RightNow Technologies on March 4 introduced its "Cloud Service Agreement," which it claims will give clients far greater flexibility in negotiating contracts for its software-as-a-service customer experience applications. RightNow CEO Greg Gianforte contends the Cloud Service Agreement will make it easier and less expensive for prospective customers to start using RightNow's Web-based applications compared with the terms offered by its competitors, such as Salesforce.com, Microsoft and Oracle.
Technologies, competing as one of the smaller players in the software-as-a-service
market with the likes of Salesforce.com, Oracle, Microsoft and SAP,
offered a "Cloud Services Agreement" that it claims is a radically better deal
for customers than the contracts offered by the big guys.
The new agreement, which the SAAS customer service and support software
company has implemented through it sales staff since Jan. 1, 2010, and announced publicly
here on March 4, "provides the guaranteed-pricing benefits of a traditional
Master Services Agreement without the pain," company officials said.
The pain points common in other service contracts for SAAS as well as on-premises
software include hidden charges, escalating maintenance fees and the SAAS
equivalent of "shelfware," large numbers of unused seats that the customer has
to keep paying for, said RightNow CEO Greg
The key points of the services agreement include "annual usage agreements up
or down," which allow customers to adjust the number of seats or subscriptions
the company pays for based on their business needs. Most typical software
purchase contracts require customers to buy more seats than they need to lock
in long pricing for the life of the deal.
To this end, the company is offering what it calls "annual pools of
capacity," which will allow customers to adjust the number of seats it uses
over a 12-month period to accommodate "seasonality and fluctuations in their
businesses without having to pay extra for spikes." Most SAAS service contracts
lock customers into buying enough seats to accommodate peak potential usage during
the course of the year.
RightNow is also offering a "three-year price commitment with a three-year
renewal price cap," which Gianforte said provides more price predictability for
customers than other software companies, which usually reserve the right to
raise fees over the life of the contract. Gianforte contends the agreement
fixes pricing for six years-the initial three-year price point, plus a
predictable cap on the renewal price for the next three years.
Furthermore, RightNow contends that customers are only required to commit to
a service contract for one year because it's offering "annual termination for
convenience" that allows customers to walk away from the agreement "if right
now isn't executing client satisfaction. In contrast, with typical software
purchase contracts, customers are locked into buying so many seats or copies of
an application and don't have the option to terminate the agreement early, at
least not without paying heavy penalties."
But if RightNow's SAAS software fails to achieve service-level agreements
for uptime and reliability, the company is offering "cash service level
credits" under which it will refund a portion of the client's subscription fee.
RightNow is promising uptime of 99.95 percent.

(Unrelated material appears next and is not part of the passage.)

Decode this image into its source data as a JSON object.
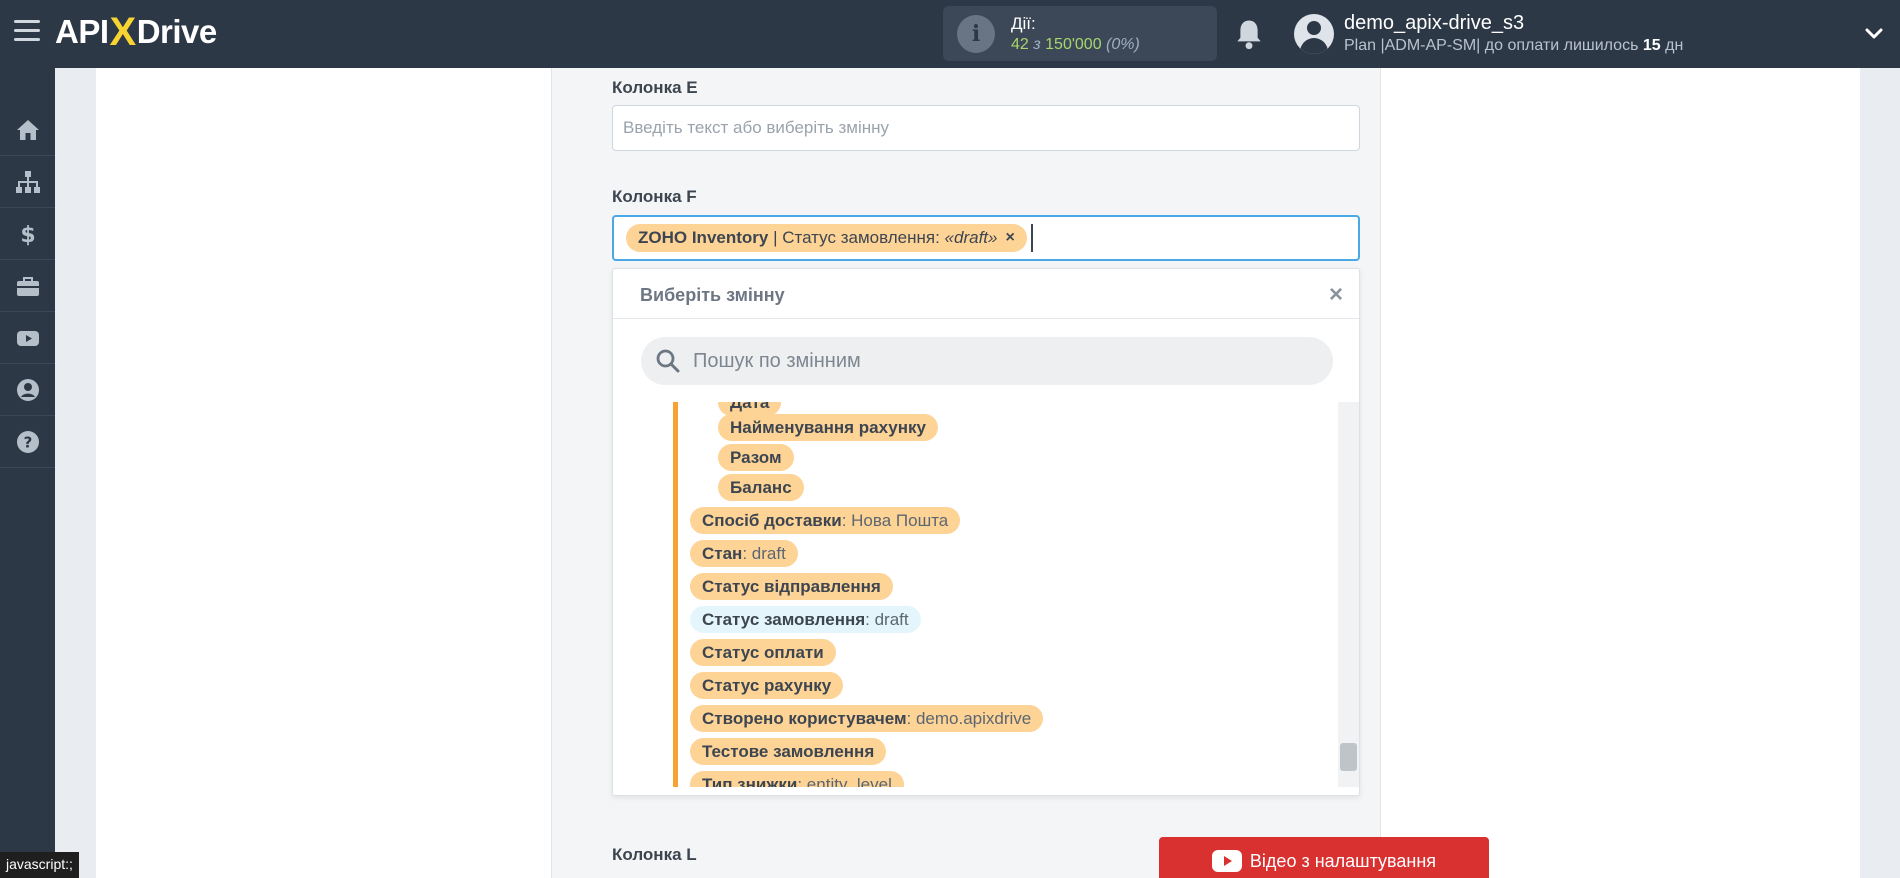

Most service agreements in the
SAAS sector only offer at best credits toward future purchases if the vendor
fails to meet service-level agreements, Gianforte said.
Gianforte claims that the Cloud Service Agreement takes most of the risk out
of signing up for a SAAS service contract and greatly reduces the amount of
negotiating and haggling that's usually required to close the deal.
In fact, Gianforte and his Chief Operations Officer Susan Carstensen said
that the CSA has already speeded up the sales cycle since the beginning of the
year. RightNow will offer the CSA to current customers as their contracts come
up for renewal, Carstensen said.
The terms in RightNow's CSA conforms in substance to the precepts laid down in
the report "Customer Bill of Rights" for SAAS, published by Altimeter Group
partners Ray Wang and Jeremiah Owyang. This report offers "39 Best Practices to
Improve the SAAS Client-Vender relationship."
Wang, who was a speaker at RightNow's CSA introduction at the Fairmont Hotel
here, said that the CSA could serve as a model for the rest of the SAAS
industry and that the customer of other SAAS software companies will likely
start lobbying for similar terms. "Anyone who has an annual service agreement will
think, 'Don't I already have these clauses in my contract?'" Wang said. But
that's unlikely to be the case, he said.
Ken Harris, CIO and senior vice president
of Shaklee, a producer of nutritional
supplements and vitamins based in Pleasanton, Calif., said he has negotiated
contracts with 10 different SAAS vendors over the past five years and he
"doesn't know of any vendors who are doing anything close" to what RightNow is
offering in its CSA.
John Pallatto is eWEEK.com's Managing Editor News/West Coast. He directs eWEEK's news coverage in Silicon Valley and throughout the West Coast region. He has more than 35 years of experience as a professional journalist, which began as a report with the Hartford Courant daily newspaper in Connecticut. He was also a member of the founding staff of PC Week in March 1984. Pallatto was PC Week's West Coast bureau chief, a senior editor at Ziff Davis' Internet Computing magazine and the West Coast bureau chief at Internet World magazine.